The preamble before the main event is actually a 6km climb at 4%. This will certainly warm the legs up before the final ascent of the Alto Mas de la Costa. It’s another climb that typifies the Vuelta: short but bloody steep!
3.8km at 12.5% will certainly find anyone out who’s not recovered well after the rest-day, or happens just to be misfiring. Thus, some reasonable gaps can be made on a climb like this. Look back at La Camperona (Stage 8) for example, a stage with a similar final climb. That day saw a minute separating the first 10 GC riders home.
The tougher part of the climb is in the second half as well. Therefore it’s crucial for riders in contention that they don’t go out too hard and then blow up just before the top!
Looking back at those who went well on Stage 3 and 8 could give a good idea at the riders who might be in the mix here.
How will the stage pan out?
Like normal, we’re left with the age-old question of break or no break?
The day after the previous rest-day (Stage 11) saw a GC battle and a Froome stage win. However, that stage had a lot less climbing involved and was a lot easier to control for the GC teams. Saying that, as we saw on stage 15, they could go full gas from quite far out, but I think that situation is quite unlikely.
Therefore, I think we’re once again left with a break winning the stage and a GC battle behind.
There are a lot of “obvious” break choices for this stage such as the two K’s at Sky (Konig & Kennaugh), Fraile, Elissonde and Brambilla. But as a guy with a penchant of choosing outsiders, I’ll be sticking to type here and naming some longer shots for the stage. Four this time round though!

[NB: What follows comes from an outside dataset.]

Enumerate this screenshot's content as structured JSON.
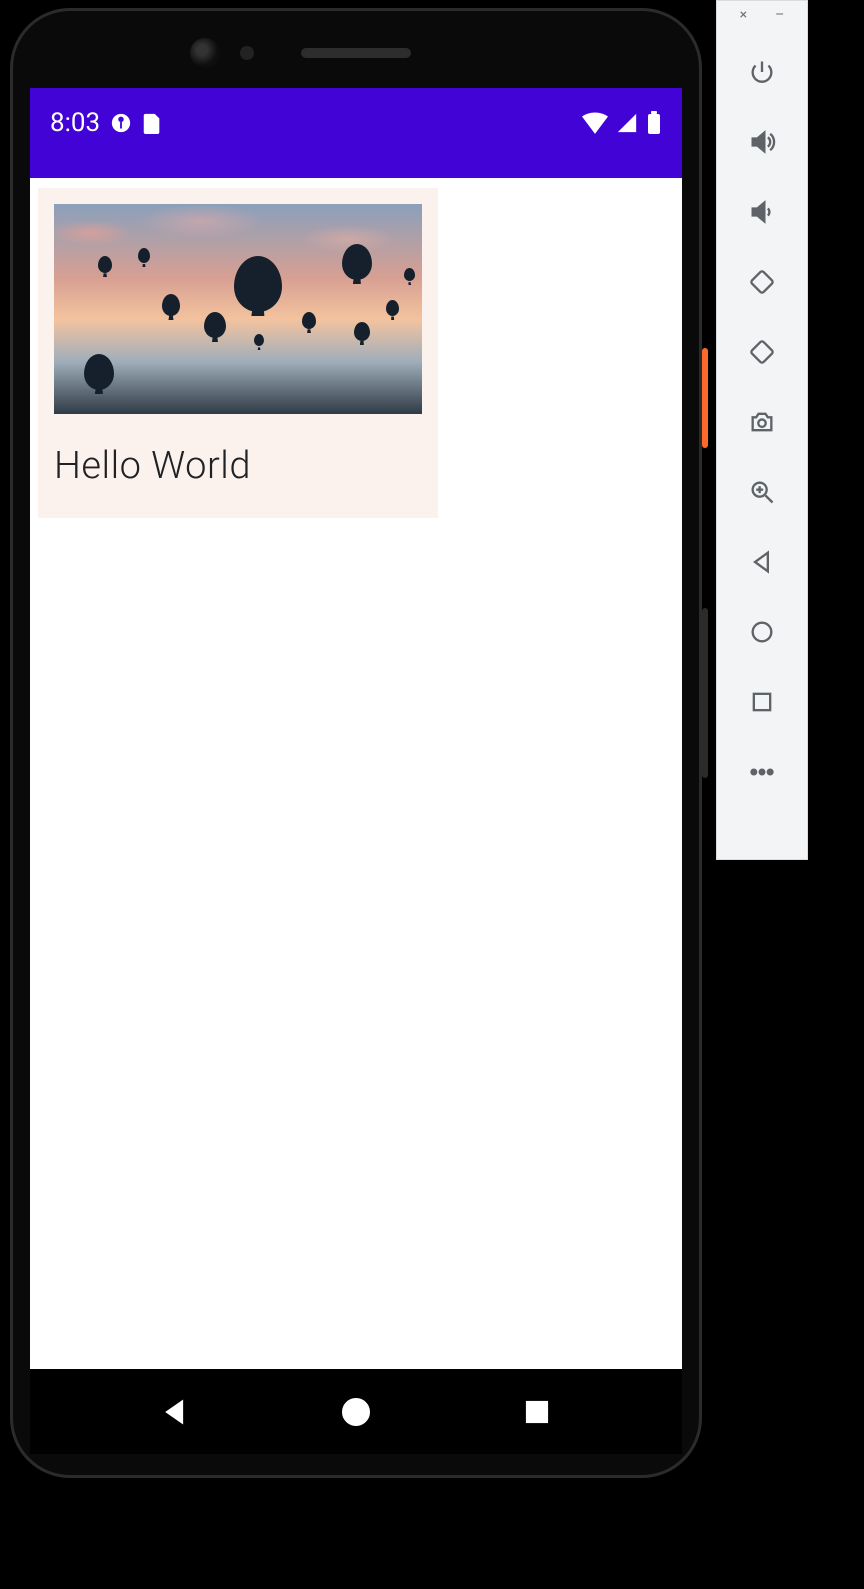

The Italian has been climbing very well this Vuelta so far, finishing 3rd on stage 15. It’s most certainly something he’s improved on this year and looks to be getting stronger as the race goes on. He performed solidly, not outstanding, on stages 3 & 8 but I think he’ll go better tomorrow. Utilising his punchy nature, he’ll hope to put the hurt on his opponents on the steep ramps!
Bart de Clerq.

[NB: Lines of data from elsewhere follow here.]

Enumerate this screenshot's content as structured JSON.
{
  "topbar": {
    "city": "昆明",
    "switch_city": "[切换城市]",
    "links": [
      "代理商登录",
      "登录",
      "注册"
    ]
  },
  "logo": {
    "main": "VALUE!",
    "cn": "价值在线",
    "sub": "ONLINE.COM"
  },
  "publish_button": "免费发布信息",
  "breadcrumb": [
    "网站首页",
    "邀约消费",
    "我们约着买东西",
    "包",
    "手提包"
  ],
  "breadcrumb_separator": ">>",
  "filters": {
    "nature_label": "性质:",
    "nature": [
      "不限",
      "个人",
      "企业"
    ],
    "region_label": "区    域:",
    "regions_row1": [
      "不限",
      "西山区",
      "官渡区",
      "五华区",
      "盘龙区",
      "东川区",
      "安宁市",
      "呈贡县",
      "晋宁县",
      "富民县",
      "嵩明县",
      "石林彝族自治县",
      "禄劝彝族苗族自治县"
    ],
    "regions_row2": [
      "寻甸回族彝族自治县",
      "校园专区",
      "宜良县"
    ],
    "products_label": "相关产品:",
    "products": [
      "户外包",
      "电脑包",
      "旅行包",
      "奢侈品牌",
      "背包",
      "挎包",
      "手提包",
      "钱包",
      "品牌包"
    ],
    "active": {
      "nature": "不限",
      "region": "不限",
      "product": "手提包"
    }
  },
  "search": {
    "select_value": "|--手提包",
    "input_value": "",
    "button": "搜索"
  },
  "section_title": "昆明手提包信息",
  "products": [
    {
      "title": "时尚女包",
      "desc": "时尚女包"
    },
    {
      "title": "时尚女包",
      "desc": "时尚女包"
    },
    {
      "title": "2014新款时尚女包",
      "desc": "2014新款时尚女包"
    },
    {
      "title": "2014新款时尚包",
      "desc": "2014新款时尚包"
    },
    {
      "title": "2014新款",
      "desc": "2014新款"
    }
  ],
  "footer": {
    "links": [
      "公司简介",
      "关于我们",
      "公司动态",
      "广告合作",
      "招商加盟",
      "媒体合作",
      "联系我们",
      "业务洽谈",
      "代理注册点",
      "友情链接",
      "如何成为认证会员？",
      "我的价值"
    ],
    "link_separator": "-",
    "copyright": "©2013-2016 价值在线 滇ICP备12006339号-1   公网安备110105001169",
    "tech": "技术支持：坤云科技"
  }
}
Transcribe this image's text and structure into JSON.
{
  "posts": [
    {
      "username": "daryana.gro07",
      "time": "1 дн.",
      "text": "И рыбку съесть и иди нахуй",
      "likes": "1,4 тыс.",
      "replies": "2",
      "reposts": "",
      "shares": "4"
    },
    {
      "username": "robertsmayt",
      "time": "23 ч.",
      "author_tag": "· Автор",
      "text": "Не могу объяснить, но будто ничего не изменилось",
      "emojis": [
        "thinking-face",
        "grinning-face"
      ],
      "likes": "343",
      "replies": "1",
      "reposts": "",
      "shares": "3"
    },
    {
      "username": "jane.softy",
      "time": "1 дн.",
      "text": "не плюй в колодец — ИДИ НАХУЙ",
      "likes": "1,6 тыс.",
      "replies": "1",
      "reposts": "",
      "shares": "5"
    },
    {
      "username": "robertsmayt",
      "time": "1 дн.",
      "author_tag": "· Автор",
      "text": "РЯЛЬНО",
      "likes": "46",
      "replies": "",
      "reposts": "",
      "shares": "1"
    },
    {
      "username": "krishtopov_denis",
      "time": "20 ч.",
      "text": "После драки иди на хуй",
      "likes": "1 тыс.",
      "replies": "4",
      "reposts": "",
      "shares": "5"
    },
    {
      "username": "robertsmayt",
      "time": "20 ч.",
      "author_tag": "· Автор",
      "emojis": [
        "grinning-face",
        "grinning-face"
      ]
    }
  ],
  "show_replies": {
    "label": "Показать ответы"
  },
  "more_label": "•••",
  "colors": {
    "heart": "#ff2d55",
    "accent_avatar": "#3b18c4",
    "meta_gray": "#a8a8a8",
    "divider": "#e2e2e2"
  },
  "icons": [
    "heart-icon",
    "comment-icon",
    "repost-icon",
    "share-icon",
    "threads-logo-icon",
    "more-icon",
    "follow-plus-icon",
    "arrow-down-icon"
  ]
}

He came into this Vuelta as the main GC hope for Lotto Soudal but unfortunately crashed heavily on stage 6. This was particularly disappointing for him after a good show of form early in the race with a 12th place on Stage 3. Since then he’s been recuperating and was a feature in the break on the stage to Aubisque. He didn’t have the legs that day, but seems upbeat and that his form is returning. If he is back to his best then he will certainly be a danger man.

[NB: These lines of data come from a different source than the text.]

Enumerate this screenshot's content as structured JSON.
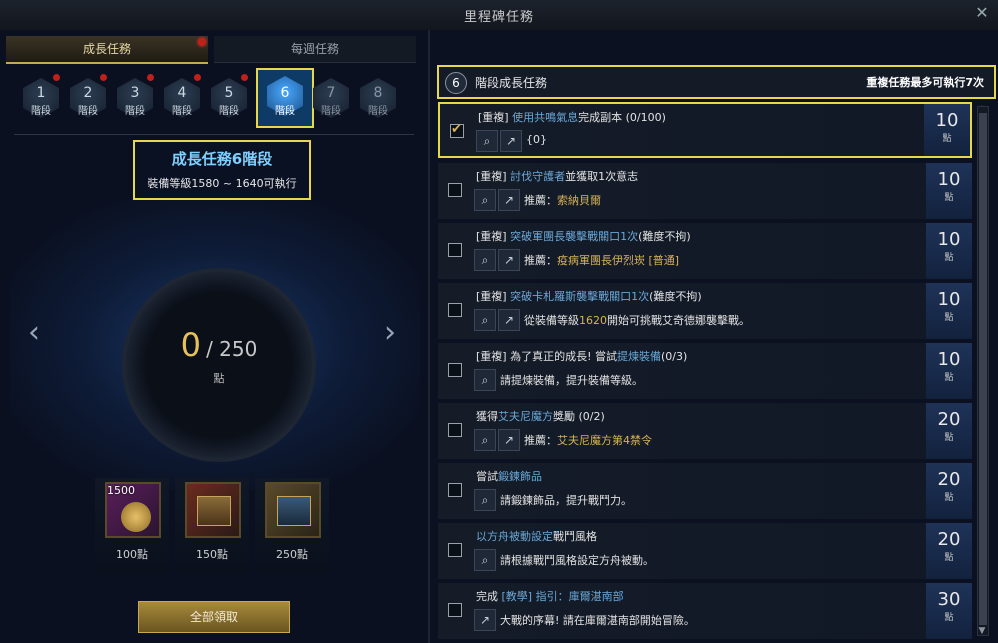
{
  "window": {
    "title": "里程碑任務",
    "close": "✕"
  },
  "tabs": [
    {
      "label": "成長任務"
    },
    {
      "label": "每週任務"
    }
  ],
  "stages": [
    {
      "num": "1",
      "label": "階段"
    },
    {
      "num": "2",
      "label": "階段"
    },
    {
      "num": "3",
      "label": "階段"
    },
    {
      "num": "4",
      "label": "階段"
    },
    {
      "num": "5",
      "label": "階段"
    },
    {
      "num": "6",
      "label": "階段"
    },
    {
      "num": "7",
      "label": "階段"
    },
    {
      "num": "8",
      "label": "階段"
    }
  ],
  "info": {
    "heading": "成長任務6階段",
    "sub": "裝備等級1580 ~ 1640可執行"
  },
  "progress": {
    "current": "0",
    "total": "/ 250",
    "unit": "點"
  },
  "rewards": [
    {
      "qty": "1500",
      "points": "100點"
    },
    {
      "qty": "",
      "points": "150點"
    },
    {
      "qty": "",
      "points": "250點"
    }
  ],
  "claim_all": "全部領取",
  "panel": {
    "badge": "6",
    "title": "階段成長任務",
    "repeat_note": "重複任務最多可執行7次"
  },
  "quests": [
    {
      "pre": "[重複] ",
      "blue": "使用共鳴氣息",
      "post": "完成副本 (0/100)",
      "sub_pre": "{0}",
      "sub_gold": "",
      "sub_post": "",
      "value": "10",
      "unit": "點",
      "checked": true
    },
    {
      "pre": "[重複] ",
      "blue": "討伐守護者",
      "post": "並獲取1次意志",
      "sub_pre": "推薦：",
      "sub_gold": "索納貝爾",
      "sub_post": "",
      "value": "10",
      "unit": "點",
      "checked": false
    },
    {
      "pre": "[重複] ",
      "blue": "突破軍團長襲擊戰關口1次",
      "post": "(難度不拘)",
      "sub_pre": "推薦：",
      "sub_gold": "疫病軍團長伊烈崁 [普通]",
      "sub_post": "",
      "value": "10",
      "unit": "點",
      "checked": false
    },
    {
      "pre": "[重複] ",
      "blue": "突破卡札羅斯襲擊戰關口1次",
      "post": "(難度不拘)",
      "sub_pre": "從裝備等級",
      "sub_gold": "1620",
      "sub_post": "開始可挑戰艾奇德娜襲擊戰。",
      "value": "10",
      "unit": "點",
      "checked": false
    },
    {
      "pre": "[重複] 為了真正的成長! 嘗試",
      "blue": "提煉裝備",
      "post": "(0/3)",
      "sub_pre": "請提煉裝備，提升裝備等級。",
      "sub_gold": "",
      "sub_post": "",
      "value": "10",
      "unit": "點",
      "checked": false
    },
    {
      "pre": "獲得",
      "blue": "艾夫尼魔方",
      "post": "獎勵 (0/2)",
      "sub_pre": "推薦：",
      "sub_gold": "艾夫尼魔方第4禁令",
      "sub_post": "",
      "value": "20",
      "unit": "點",
      "checked": false
    },
    {
      "pre": "嘗試",
      "blue": "鍛鍊飾品",
      "post": "",
      "sub_pre": "請鍛鍊飾品，提升戰鬥力。",
      "sub_gold": "",
      "sub_post": "",
      "value": "20",
      "unit": "點",
      "checked": false
    },
    {
      "pre": "",
      "blue": "以方舟被動設定",
      "post": "戰鬥風格",
      "sub_pre": "請根據戰鬥風格設定方舟被動。",
      "sub_gold": "",
      "sub_post": "",
      "value": "20",
      "unit": "點",
      "checked": false
    },
    {
      "pre": "完成 ",
      "blue": "[教學] 指引：庫爾湛南部",
      "post": "",
      "sub_pre": "大戰的序幕! 請在庫爾湛南部開始冒險。",
      "sub_gold": "",
      "sub_post": "",
      "value": "30",
      "unit": "點",
      "checked": false
    }
  ]
}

Another rider who had a great stage 3 (finishing 11th), he went a bit off the boil mid-Vuelta and lost some time on GC. However, a 16th place on the stage to Aubisque shows that the form is still there. A very consistent rider who doesn’t seem to get on the top step of the podium that often. Can he add to his one pro win here?
Second on the reduced bunch gallop in Bilbao was certainly a surprise! A rider who’s done a lot of work for his team-mates this race so far, he normally finds himself in a breakaway at some point during a Grand Tour. He’s not been in one yet and as a very solid all-rounder, he should be able to make the move if he’s given the all clear. The final climb will be on his limit but he did finish 26th (taking away the 12 break places) on a tough finish on stage 8 so the form is there.
I say it’s a 70% chance that the break makes it tomorrow. With the stage being tough to control and set up for a GC rider, I think teams will instead use their resources by getting riders into the break of the day.
I’ll go for a guy who had a promising build up to the race and seems to be re-finding his feet. Bart de Clerq to win!
Small stakes on each of the break hopes:
0.3pt WIN De Clerq @ 200/1 with Betfair SB (I would take the 125/1 available if you can’t bet with BF)
0.25pt WIN Felline @ 100/1 with Skybet & Coral (Would take 80s available with B365 or Ladbrokes)
0.25pt WIN Molard @ 80/1 pretty much every bookmaker
0.2pt WIN Bouet @ 200/1 with Betfair and Paddy Power (Would take 150/1)
Thanks for reading! How do you think tomorrow’s stage will go? As usual, any feedback is greatly appreciated. Anyway,
Those were My Two Spokes Worth.